You always write so tenderly about such hard matters; I feel something of your heart breaking, too. You are often in my thoughts and prayers - and I am grateful we have found a connection in the Spirit across traditions and oceans. Blessings with you always - and many thanks for your encouraging words.

Philomena Ewing said...

Ah, RJ- It means a great deal to have your kindness and support here and yes it is disheartening to see fine people like Fr. Ruff being pilloried and personally attacked for his right to express his oppositional views. I also agree with the reasons for his resignation. What a loss.

I too am lifted up by our connection in the Holy Spirit. Your blog is so beautiful and it inspires challenges and sustains me in so many ways in faith and friendship.
Bless you too !

Word in the Hand said...

I read the article in America and was heartened to see a respected member of the church showing such integrity. His resignation proves his obedience to the One who it belongs to. True obedience is listening to the quiet voice of God even in the melee of what others beieve or think. If each of us were so obedient we would have a church worthy of the name rather than one that seeks to distract and avoid.

Philomena Ewing said...

Hi and thanks so much for your comment.I was drawn to your last sentence in particular which is so true and unfortunately where we are so often at today. It is important that this man feels support for his decision and that is why I posted on it and why your comments and those of others are vital even if they only are a proverbial drop in the ocean.
Thank you so much

Anonymous said...

Thanks so much for this post Phil. Yes, perhaps these are just drops in the ocean but drop by drop boulders turn to sand. We must pray, pray for theses good people who have the courage to speak out. People who love the Church and have given their lives to the Church. We cannot be silent.

Philomena Ewing said...

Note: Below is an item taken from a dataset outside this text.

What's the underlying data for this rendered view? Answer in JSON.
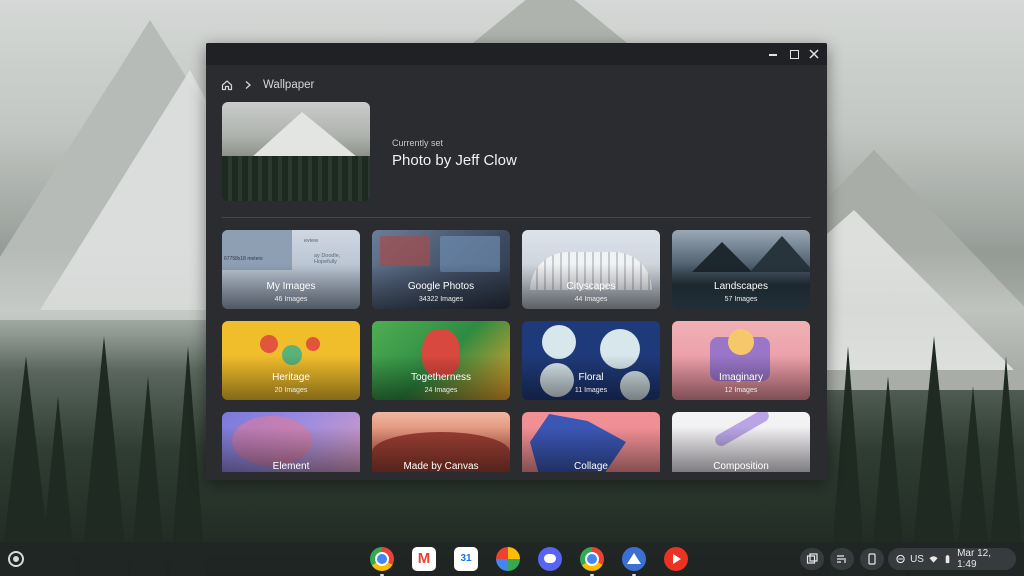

Such a popular uprising has taken us all into a space of unprecedented goodwill and support for these lovely people. Yes, prayers prayers and more prayers for their safety and freedom !!